LONDON, Feb 2 (Reuters) - British newspapers reported the following business stories on Sunday:
The Sunday Times
Banks could still pay top staff bonuses worth eight or nine times their basic salary after finding a way to sidestep European limits on annual payouts. The loophole hinges on the payment of monthly "allowances" that will boost bankers' take-home pay and multiply bonus payments.
The former chairman of BAE Systems is to be paid for another three and a half months despite stepping down from the board last week. Sir Dick Olver, who has been succeeded by the former Centrica chairman Sir Roger Carr, will continue to receive fees and perks until the middle of May, including a car and a chauffeur.
Mobile phone group Vodafone is braced for a dramatic slide in overseas revenues because of the chaos engulfing the emerging economies of Africa and Asia. Britain's second-largest company has operations in India, South Africa and Turkey - three of the "fragile five" nations at the centre of financial markets turmoil.
Lloyd Blankfein and Jamie Dimon, the two most powerful bankers on Wall Street, made personal sales pitches to Royal Bank of Scotland (RBS) last week as they battled for a role in the $15 billion listing of its American business Citizens. Taxpayer-owned RBS is accelerating the sale of Citizens to shore up its capital base.
Multinationals will be forced to reveal how much tax they pay in each country as part of a crackdown on shifting profits offshore. The Organisation for Economic Co-Operation and Development (OECD) is to announce in the next fortnight that it will impose "country by country" reporting as part of its plan to prevent companies moving profits to tax havens.

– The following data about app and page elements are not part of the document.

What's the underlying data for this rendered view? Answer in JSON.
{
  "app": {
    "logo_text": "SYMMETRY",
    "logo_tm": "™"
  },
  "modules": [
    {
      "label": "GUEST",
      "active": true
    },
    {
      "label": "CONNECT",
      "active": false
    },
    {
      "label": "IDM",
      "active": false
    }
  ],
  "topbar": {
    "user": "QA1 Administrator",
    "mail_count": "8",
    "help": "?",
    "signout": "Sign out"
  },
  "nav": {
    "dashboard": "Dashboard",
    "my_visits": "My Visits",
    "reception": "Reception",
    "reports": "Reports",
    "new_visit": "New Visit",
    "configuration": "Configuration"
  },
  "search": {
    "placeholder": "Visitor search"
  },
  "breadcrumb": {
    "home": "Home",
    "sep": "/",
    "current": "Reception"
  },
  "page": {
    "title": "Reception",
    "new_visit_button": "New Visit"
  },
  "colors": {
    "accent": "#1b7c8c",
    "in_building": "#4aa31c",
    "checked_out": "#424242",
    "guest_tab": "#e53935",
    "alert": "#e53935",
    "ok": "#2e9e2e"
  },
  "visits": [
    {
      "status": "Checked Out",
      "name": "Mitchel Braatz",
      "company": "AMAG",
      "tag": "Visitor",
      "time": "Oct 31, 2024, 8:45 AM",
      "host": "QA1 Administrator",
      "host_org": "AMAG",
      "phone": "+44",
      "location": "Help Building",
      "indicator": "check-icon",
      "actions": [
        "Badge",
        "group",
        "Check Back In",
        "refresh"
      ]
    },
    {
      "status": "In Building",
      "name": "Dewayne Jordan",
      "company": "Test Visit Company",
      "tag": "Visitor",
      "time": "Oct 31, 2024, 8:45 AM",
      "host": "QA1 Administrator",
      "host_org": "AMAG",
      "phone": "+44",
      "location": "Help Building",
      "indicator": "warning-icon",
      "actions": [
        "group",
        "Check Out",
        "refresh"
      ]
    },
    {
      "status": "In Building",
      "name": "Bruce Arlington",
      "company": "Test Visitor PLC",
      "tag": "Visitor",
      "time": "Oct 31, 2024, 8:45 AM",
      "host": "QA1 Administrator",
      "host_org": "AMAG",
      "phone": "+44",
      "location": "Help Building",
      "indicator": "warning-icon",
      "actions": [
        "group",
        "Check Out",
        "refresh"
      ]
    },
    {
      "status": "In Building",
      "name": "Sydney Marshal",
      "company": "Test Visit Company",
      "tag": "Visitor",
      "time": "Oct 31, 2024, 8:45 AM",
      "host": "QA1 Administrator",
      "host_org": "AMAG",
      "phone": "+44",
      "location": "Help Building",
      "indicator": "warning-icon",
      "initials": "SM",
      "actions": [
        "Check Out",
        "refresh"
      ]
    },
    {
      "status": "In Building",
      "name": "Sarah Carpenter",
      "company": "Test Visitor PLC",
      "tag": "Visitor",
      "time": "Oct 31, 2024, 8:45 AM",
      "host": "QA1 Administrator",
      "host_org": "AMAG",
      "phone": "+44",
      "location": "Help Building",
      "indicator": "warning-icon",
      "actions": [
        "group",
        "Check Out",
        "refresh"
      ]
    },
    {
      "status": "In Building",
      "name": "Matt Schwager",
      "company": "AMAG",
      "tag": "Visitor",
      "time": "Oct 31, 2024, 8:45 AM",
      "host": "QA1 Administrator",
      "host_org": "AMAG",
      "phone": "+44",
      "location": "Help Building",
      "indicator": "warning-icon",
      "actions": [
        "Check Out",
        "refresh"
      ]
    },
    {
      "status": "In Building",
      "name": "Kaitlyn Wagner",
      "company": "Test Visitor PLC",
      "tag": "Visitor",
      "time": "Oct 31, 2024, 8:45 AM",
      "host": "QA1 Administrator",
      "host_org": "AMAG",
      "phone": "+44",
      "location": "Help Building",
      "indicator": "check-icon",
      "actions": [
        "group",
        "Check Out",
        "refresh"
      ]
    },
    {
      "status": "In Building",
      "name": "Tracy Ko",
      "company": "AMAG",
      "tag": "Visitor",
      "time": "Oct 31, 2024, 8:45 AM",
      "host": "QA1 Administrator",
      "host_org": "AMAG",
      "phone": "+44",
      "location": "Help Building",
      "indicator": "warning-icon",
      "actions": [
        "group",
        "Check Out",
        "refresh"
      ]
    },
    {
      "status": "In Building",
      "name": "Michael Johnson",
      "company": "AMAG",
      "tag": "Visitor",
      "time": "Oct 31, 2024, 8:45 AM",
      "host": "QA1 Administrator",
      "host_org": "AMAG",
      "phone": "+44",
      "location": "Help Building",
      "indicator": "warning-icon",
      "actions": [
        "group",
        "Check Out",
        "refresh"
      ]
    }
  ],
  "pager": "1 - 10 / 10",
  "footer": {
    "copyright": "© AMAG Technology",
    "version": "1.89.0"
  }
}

A discount retailer described as a modern-day Woolworths is set for one of the biggest stock market listings of the year. B&M Retail is based in Liverpool and has 350 stores, 15,000 staff and two million customers a week. It is expected to go public in a deal that will value it at about 2 billion pounds.
Ross McEwan, chief executive of RBS, is to be called to a crunch meeting with the Bank of England over the state-backed bank's capital position.

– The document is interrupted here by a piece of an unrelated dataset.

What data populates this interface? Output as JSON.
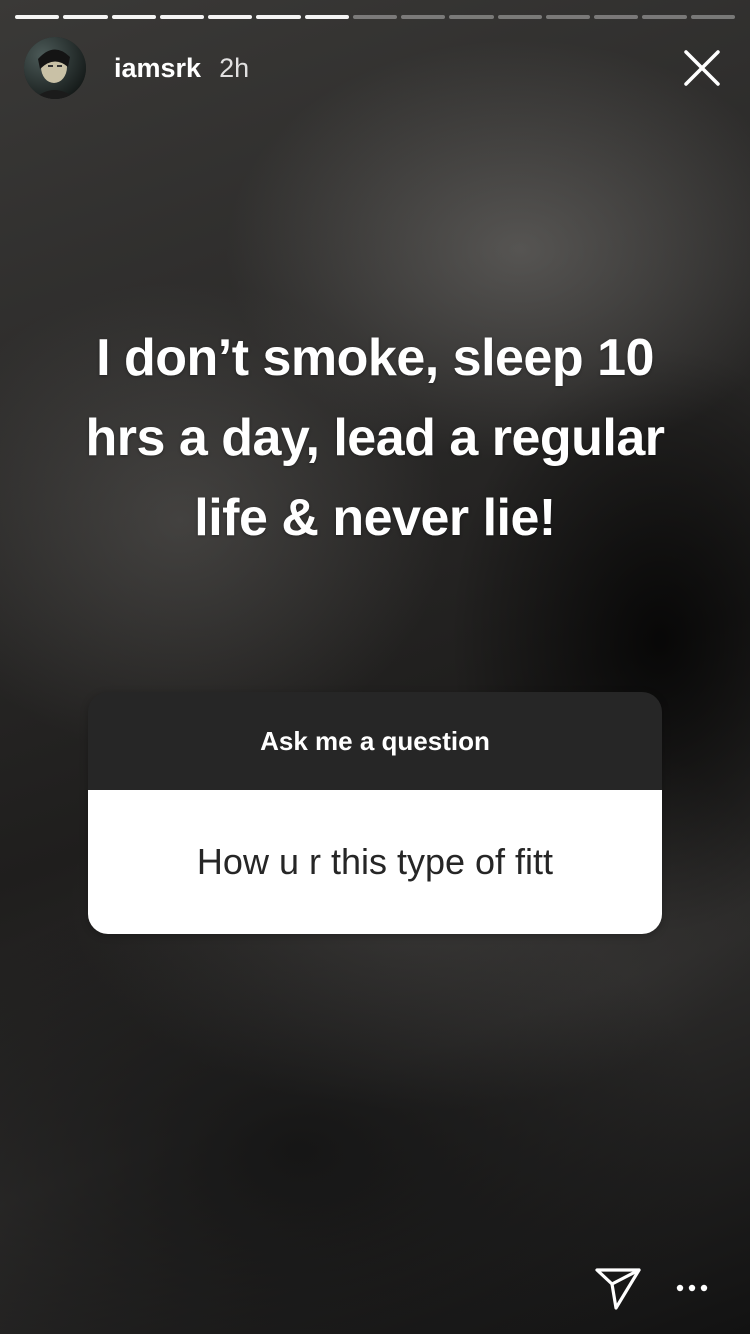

The Sunday Telegraph understands that Mr McEwan is to meet the two most senior staff at the central bank's Prudential Regulation Authority (PRA) within the next fortnight. The meeting will consider RBS's capital position in light of Mr McEwan's strategy review, due to be unveiled on February 27.
The online grocery retailer Ocado is to proceed with plans for a third distribution centre in the UK after its tie-up with Morrisons got off to a promising start.
Tim Steiner, the chief executive of Ocado, is expected to confirm in the company's annual results this week that it is looking for a site for a third "customer fulfilment centre".
The warmest December since 2006 is expected to have hit profits at British Gas - the latest setback for investors in its parent, the embattled energy giant Centrica.
Britain's biggest energy supplier had been expected to return household supply profits of 592 million pounds in 2013, down 2 percent on the previous year, according to analysts' forecasts in the wake of a profit warning in November.
British government officials have waded into a dispute between Anglo-Italian helicopter manufacturer AgustaWestland and Indian authorities to try to salvage a 465 million pound contract.
A British government spokesman confirmed to the Sunday Telegraph that officials have held regular meetings with their counterparts in India after the Indian government decided to terminate a deal to buy 12 AW101 transport helicopters amid claims that officials were bribed to win the contract.
Barclays has emerged as the top bank for new stock market listings in the City last year amid signs that 2014 could see a surge of initial public offerings (IPOs).
The British bank was ranked ahead of international rivals such as Goldman Sachs, Bank of America Merrill Lynch and Citi by data services company Dealogic in terms of the number of IPOs it acted on as bookrunner in 2013.
Lloyds Banking Group is hammering out a deal with regulators to pay its first dividend since the financial crisis began, which could result in the bailed-out bank returning 350 million pounds to the taxpayer. Analysts expect a dividend of up to 1.5 pence a share in the bank's results next week.